The Stilt Nzulenzu
The settlement of Nzulenzu, the “Village on stilt”, is located 90 kilometres west of Takoradi in the Jomoro District of the Western Region of Ghana. Nzulenzu is an Nzema word which refers to “village on water”.
This very unique village is built on stilt in the Tandane Lake. Nzulenzu is one of the Amasuri Wetland, a ramsar site and the largest inland swamp forest in Ghana. The Wetland is a habitat for a variety of animals like monkeys, crocodiles, marine turtles and fishes. Nzulenzu also represents an outstanding interplay between man and the environment.
Oral history has it that the village was constructed some five (500) hundred years ago by migrants from Walata, a city in prehistoric Ghana Empire which was the earliest of the Western Sudanese States. It is believed that the early settlers or the ancestors were led there by a snail. The snail is therefore a totem and revered by the people of Nzulenzu. The only other people in the West African Sub-region who live on a stilt village are the Ganvie people of the republic of Benin.

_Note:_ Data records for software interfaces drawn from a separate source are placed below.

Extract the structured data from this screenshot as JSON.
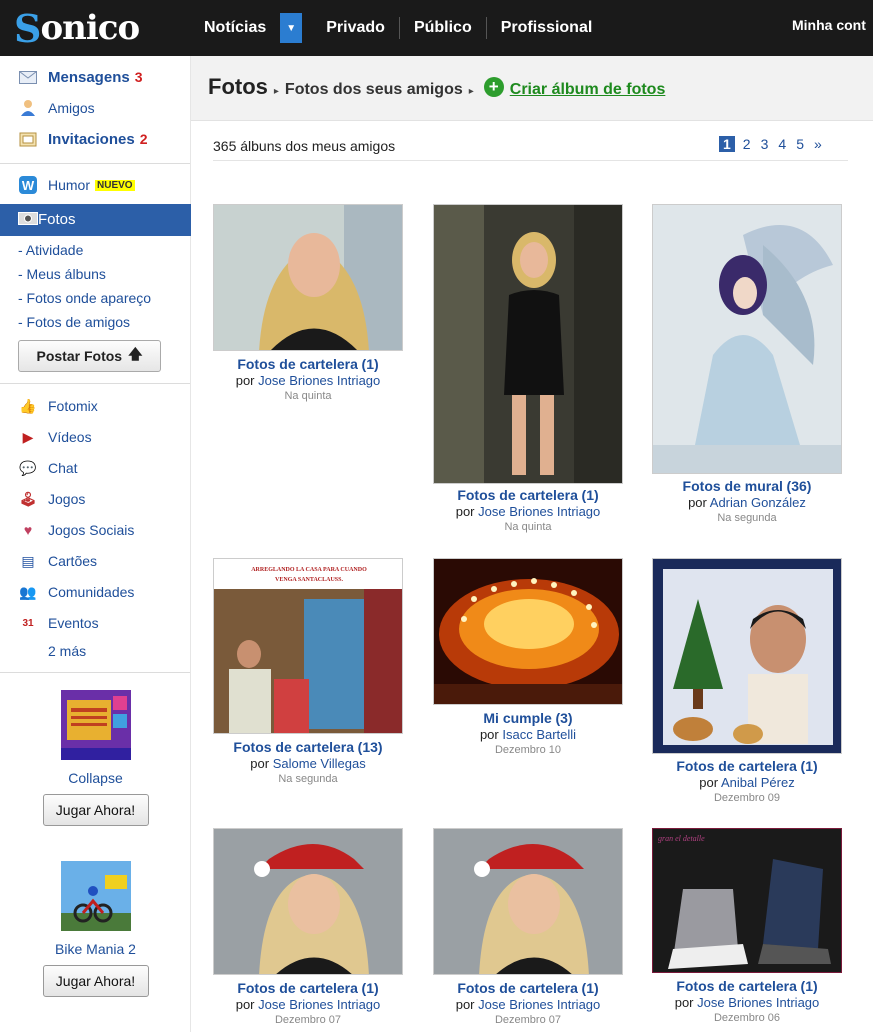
{
  "brand": {
    "logo_s": "S",
    "logo_rest": "onico"
  },
  "topnav": {
    "noticias": "Notícias",
    "dropdown_icon": "▼",
    "privado": "Privado",
    "publico": "Público",
    "profissional": "Profissional",
    "minha_conta": "Minha cont"
  },
  "sidebar": {
    "mensagens": {
      "label": "Mensagens",
      "count": "3",
      "icon": "envelope-icon"
    },
    "amigos": {
      "label": "Amigos",
      "icon": "person-icon"
    },
    "invitaciones": {
      "label": "Invitaciones",
      "count": "2",
      "icon": "invitation-icon"
    },
    "humor": {
      "label": "Humor",
      "badge": "NUEVO",
      "icon": "humor-icon"
    },
    "fotos": {
      "label": "Fotos",
      "icon": "camera-icon"
    },
    "sub_items": [
      "- Atividade",
      "- Meus álbuns",
      "- Fotos onde apareço",
      "- Fotos de amigos"
    ],
    "postar_fotos": "Postar Fotos",
    "postar_icon": "🡅",
    "apps": [
      {
        "label": "Fotomix",
        "icon": "hand-icon",
        "glyph": "👍"
      },
      {
        "label": "Vídeos",
        "icon": "youtube-icon",
        "glyph": "▶"
      },
      {
        "label": "Chat",
        "icon": "chat-icon",
        "glyph": "💬"
      },
      {
        "label": "Jogos",
        "icon": "joystick-icon",
        "glyph": "🕹"
      },
      {
        "label": "Jogos Sociais",
        "icon": "social-games-icon",
        "glyph": "♥"
      },
      {
        "label": "Cartões",
        "icon": "card-icon",
        "glyph": "▤"
      },
      {
        "label": "Comunidades",
        "icon": "community-icon",
        "glyph": "👥"
      },
      {
        "label": "Eventos",
        "icon": "calendar-icon",
        "glyph": "31"
      }
    ],
    "more": "2 más",
    "games": [
      {
        "name": "Collapse",
        "play": "Jugar Ahora!"
      },
      {
        "name": "Bike Mania 2",
        "play": "Jugar Ahora!"
      }
    ]
  },
  "header": {
    "title": "Fotos",
    "sep": "▸",
    "subtitle": "Fotos dos seus amigos",
    "create_icon": "+",
    "create_label": "Criar álbum de fotos"
  },
  "listing": {
    "count_text": "365 álbuns dos meus amigos",
    "pages": [
      "1",
      "2",
      "3",
      "4",
      "5",
      "»"
    ]
  },
  "albums": [
    {
      "title": "Fotos de cartelera",
      "count": "(1)",
      "by": "por",
      "author": "Jose Briones Intriago",
      "date": "Na quinta"
    },
    {
      "title": "Fotos de cartelera",
      "count": "(1)",
      "by": "por",
      "author": "Jose Briones Intriago",
      "date": "Na quinta"
    },
    {
      "title": "Fotos de mural",
      "count": "(36)",
      "by": "por",
      "author": "Adrian González",
      "date": "Na segunda"
    },
    {
      "title": "Fotos de cartelera",
      "count": "(13)",
      "by": "por",
      "author": "Salome Villegas",
      "date": "Na segunda"
    },
    {
      "title": "Mi cumple",
      "count": "(3)",
      "by": "por",
      "author": "Isacc Bartelli",
      "date": "Dezembro 10"
    },
    {
      "title": "Fotos de cartelera",
      "count": "(1)",
      "by": "por",
      "author": "Anibal Pérez",
      "date": "Dezembro 09"
    },
    {
      "title": "Fotos de cartelera",
      "count": "(1)",
      "by": "por",
      "author": "Jose Briones Intriago",
      "date": "Dezembro 07"
    },
    {
      "title": "Fotos de cartelera",
      "count": "(1)",
      "by": "por",
      "author": "Jose Briones Intriago",
      "date": "Dezembro 07"
    },
    {
      "title": "Fotos de cartelera",
      "count": "(1)",
      "by": "por",
      "author": "Jose Briones Intriago",
      "date": "Dezembro 06"
    }
  ],
  "photo_banners": {
    "album4_banner": "ARREGLANDO LA CASA PARA CUANDO VENGA SANTACLAUSS.",
    "album9_caption": "gran el detalle"
  }
}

The Nzulenzu stilt village has a total population of about 600 people. The main occupations there are farming, fishing and the brewing of local gin (called Akpeteshi in Ghana). The village is ruled by the chief and elders who set out rules and regulations to guide behaviors in the village. The chief preside over criminal offences and other unruly behaviors in the community. However, criminal act crimes are referred to the formal courts system for adjudication. The tribe at Nzulenzu are very conservative and do not accept intermarriages with other tribes.
Since the year 2000, the commencements of tourism activities in the Amanzuri wetland, a number of infrastructural developments have been carried out which though have been designed for tourism growth; have turned out to be public goods. These include the construction of 1.4 kilometer of a 2 kilometer canal from Beyin to Nzulenzu; a paved landing bay of granite stones, grassed banks and a 140 meters wooden walkway from the main road to the landing bay.
In addition, these facilities facilitate school attendance and transport of goods from and to the market. The re-construction of the 312 meter main walkway in the stilt village using durable timber including Borassus palm and Kussia and the creation of nature trails in the wetland are other developmental efforts undertaken.